Fatima is 7 years old. Born into a Muslim family, she does not yet understand the bondage that enslaves her family. Being so young, she cannot begin to fathom the depths of oppression that she will face as a young Muslim woman. She does not yet know that she will be traded, like her clan’s camels, when she is barely in her teens. She does not grasp the idea of love between a man and a woman, nor does she know that this love will have no part in her future. Instead, her father, uncles, and brothers will choose her husband. She does not yet comprehend the desperation that comes with the reality of having no real value except her ability to provide sons for a husband who has now married two other women. At seven, what she does already understand is that she is treated differently because she is a girl.
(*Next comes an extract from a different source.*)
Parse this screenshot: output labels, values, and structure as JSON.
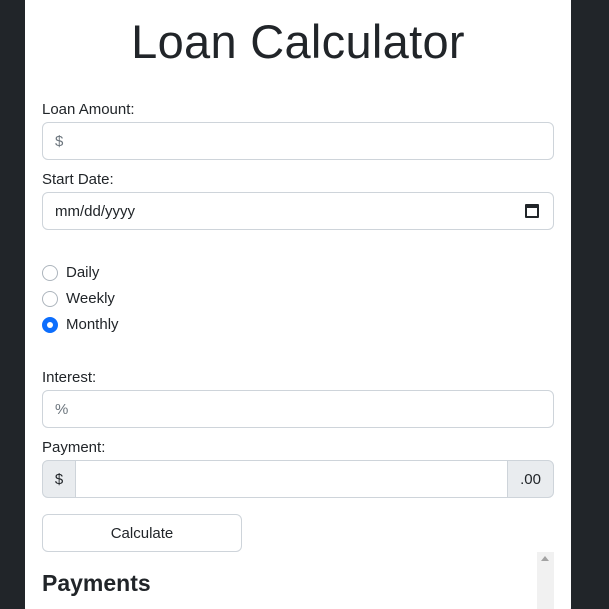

She understands that her brothers are special; that they command attention and enjoy the favor of their parents. Already, she understands that she is “less than”.
I met sweet Fatima a few months ago. In need of a few random items, I headed out into my neighborhood on a quest to find them. At one point, I walked into a small stall, no bigger than my walk-in-closet back in the States. The walls of this “store” were lined with shelves, containing a meager offering of odds and ends. A few lightbulbs, several canned goods, books of matches, powdered milk and hot cola. With matches being on my list, I wanted to buy some. The problem was that the store was empty. Or so it seemed to be. Knowing a customer was present, little Fatima stepped up on something and a little brown faced appeared just above the counter. She looked absolutely precious. Her eyes flew open when she observed me – a white “forenjee” – in her store! I began speaking her language, much to her astonishment. After greetings, I asked where her mother or father was, as I had hoped to buy something. She looked behind her and pointed. Stepping close enough to the counter to lean over a bit, I was shocked to see little Fatima’s mother, laid out on the floor, high after ingesting a drug that has enslaved so many people in my East African community. Sickness washed over me, while my heart broke.
Sadly, Fatima’s story is not unique. Every single day, I pass so many children sitting on mats along the sidewalk. They play with rocks and sticks as their mothers or fathers or grandparents spend up to three hours in a drug induced stupor. I know that Jesus is the answer, but sometimes I feel so overwhelmed that there is nothing I can do to quickly and easily fix the challenges the children in my city face each day. I don’t always know what to do, but I find it an honor and a privilege to walk by these children, flash them my brightest smile and exchange greetings with them. I hope and believe that the fragrance of Christ emanates from me and that, for a small moment in time, they feel the love, peace, and joy of the Savior who loves them so much that He brought me to their city to share His plan of salvation.